- 9 What are the advantages and disadvantages of precision farming?
- 10 What is a major focus of precision farming?
- 11 What are the tools for precision farming?
- 12 Who invented precision farming?
- 13 What are examples of precision agriculture?
- 14 What do farmers need the most?
- 15 How does precision agriculture help the environment?
What do you mean by precision farming?
Precision farming involves using technology and data at one or more of the many stages of farming to benefit from levelling the variability in farms. Fertilizer application – Some of the crucial steps in precision farming are determining the right amounts and timing for fertilizer application.
What is precision farming and its objective?
Precision farming aims to improve crop performance and environmental quality. In other words, precision farming is the matching of resource application and agronomic practices with soil attributes and crop requirements as they vary across a field.
How does precision farming work?
Precision agriculture seeks to use new technologies to increase crop yields and profitability while lowering the levels of traditional inputs needed to grow crops (land, water, fertilizer, herbicides and insecticides). In other words, farmers utilizing precision agriculture are using less to grow more.
What is precision agriculture and why is it important?
The goal of precision farming is to improve agricultural yield and reduce potential environmental risks, while benefits are: Monitor the soil and plant physicochemical parameters: by placing sensors (electrical conductivity, nitrates, temperature, evapotranspiration, radiation, leaf and soil moisture, etc.)
Is precision farming expensive?
While individual tools are not typically cost-effective, and often not relevant for small farms, combining these technologies into integrated solutions for large farms leads to gains – cost savings plus revenue increases – of up to $66.50 per acre for U.S. winter wheat, according to Lux Research.
What are the advantages of precision farming?
Precision Farming: 7 Ways it Benefits Your Farm
- Reduced costs.
- Increased Profitability.
- Enhanced Sustainability.
- Better Harvestability.
- Increased Land Values.
- Higher Resolutions Understanding of Your Farm.
- Better In season Yield Understanding.
What are the disadvantages of precision farming?
- Initial capital costs may be high and so it should be seen as a long-term investment.

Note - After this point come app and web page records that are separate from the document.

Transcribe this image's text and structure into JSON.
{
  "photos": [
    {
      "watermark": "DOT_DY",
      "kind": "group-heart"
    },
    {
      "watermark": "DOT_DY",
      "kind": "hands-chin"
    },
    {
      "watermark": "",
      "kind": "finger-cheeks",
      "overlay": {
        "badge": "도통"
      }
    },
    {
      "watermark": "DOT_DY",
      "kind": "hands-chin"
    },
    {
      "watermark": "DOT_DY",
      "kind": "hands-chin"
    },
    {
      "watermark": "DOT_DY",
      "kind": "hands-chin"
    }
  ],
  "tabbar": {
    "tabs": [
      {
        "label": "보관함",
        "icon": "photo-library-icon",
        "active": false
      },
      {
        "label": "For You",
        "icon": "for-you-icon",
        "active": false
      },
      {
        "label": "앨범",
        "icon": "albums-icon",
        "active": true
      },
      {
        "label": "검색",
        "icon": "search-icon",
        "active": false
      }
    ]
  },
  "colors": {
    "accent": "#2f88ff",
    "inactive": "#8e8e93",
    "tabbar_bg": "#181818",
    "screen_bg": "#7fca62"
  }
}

- It may take several years before you have sufficient data to fully implement the system.
- Extremely demanding work particularly collecting and then analysing the data.
What are the key features of precision farming?

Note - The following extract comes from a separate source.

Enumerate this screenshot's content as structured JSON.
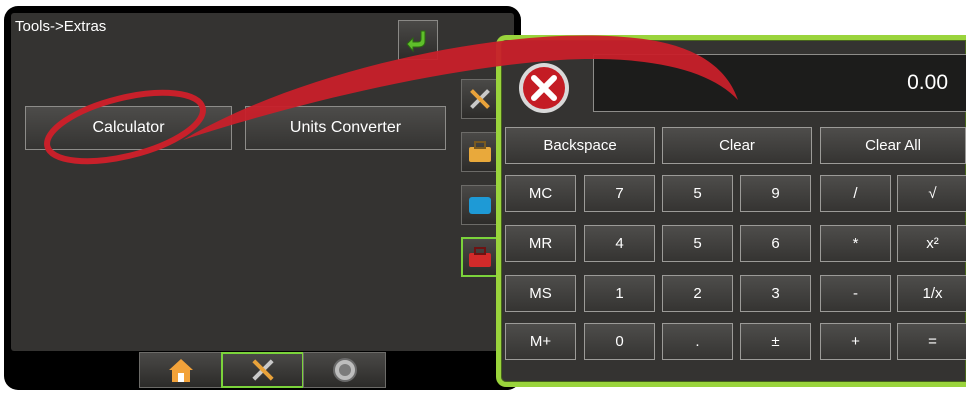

A key component of this farm management approach is the use of information technology and a wide array of items such as GPS guidance, control systems, sensors, robotics, drones, autonomous vehicles, variable rate technology, GPS-based soil sampling, automated hardware, telematics, and software.
What are the advantages and disadvantages of precision farming?

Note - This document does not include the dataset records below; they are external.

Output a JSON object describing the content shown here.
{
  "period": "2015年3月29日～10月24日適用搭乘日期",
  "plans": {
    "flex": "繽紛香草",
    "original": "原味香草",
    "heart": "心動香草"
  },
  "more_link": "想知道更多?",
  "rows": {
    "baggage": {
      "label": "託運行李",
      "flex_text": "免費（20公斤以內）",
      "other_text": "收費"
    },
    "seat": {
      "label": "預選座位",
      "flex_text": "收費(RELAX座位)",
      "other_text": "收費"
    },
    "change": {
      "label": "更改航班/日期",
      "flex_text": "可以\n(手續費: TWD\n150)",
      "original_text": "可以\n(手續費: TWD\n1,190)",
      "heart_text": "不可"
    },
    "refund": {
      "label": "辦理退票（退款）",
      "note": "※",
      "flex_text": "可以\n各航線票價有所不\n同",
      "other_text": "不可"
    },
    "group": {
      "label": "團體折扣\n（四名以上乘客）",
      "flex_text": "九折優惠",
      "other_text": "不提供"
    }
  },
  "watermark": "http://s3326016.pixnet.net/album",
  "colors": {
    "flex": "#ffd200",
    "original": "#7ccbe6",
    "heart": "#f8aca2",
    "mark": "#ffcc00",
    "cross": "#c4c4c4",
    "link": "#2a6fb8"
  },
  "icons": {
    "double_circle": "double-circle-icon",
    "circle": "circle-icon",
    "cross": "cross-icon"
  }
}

Although the precision farming technology is able to reduce the amount of the used fertilizer and herbicide, it makes possibile to decrease environmental burden, makes better conditions of soil, improves better environmental conditions for production.
What is a major focus of precision farming?
Precision agriculture aims to optimize field-level management with regard to: crop science: by matching farming practices more closely to crop needs (e.g. fertilizer inputs); environmental protection: by reducing environmental risks and footprint of farming (e.g. limiting leaching of nitrogen);
What are the tools for precision farming?
Tools of precision farming
- Global positioning system. GPS is a set of satellites that identify the location of farm equipment within a meter of an actual site in the field.
- Geographical information system (GIS)
- Grid sampling.
- Variable rate technology.
- Yield monitors.
- Yield maps.
- Remote sensors.
- Auto-guidance systems.
Who invented precision farming?
Pierre Robert is often regarded as the father of precision farming because of his active promotion of the idea and organization of the first workshop, “Soil Specific Crop Management,” during the early 1990s.
What are examples of precision agriculture?
Precision agriculture technologies include equipment guidance and automatic steering, yield monitoring, variable rate input application, remote sensing, in-field electronic sensors, section and row control on planters, sprayers and fertilizer applicators, and spatial data management systems.
What do farmers need the most?
They need many different types of resources. Farmers need natural resources, such as land, air, nutrients, water and sunlight. Farmers themselves need energy so they can work the land.
How does precision agriculture help the environment?
Precision agriculture benefits to the environment come from more targeted use of inputs that reduce losses from excess applications and from reduction of losses due to nutrient imbalances, weed escapes, insect damage, etc. Other benefits include a reduction in pesticide resistance development.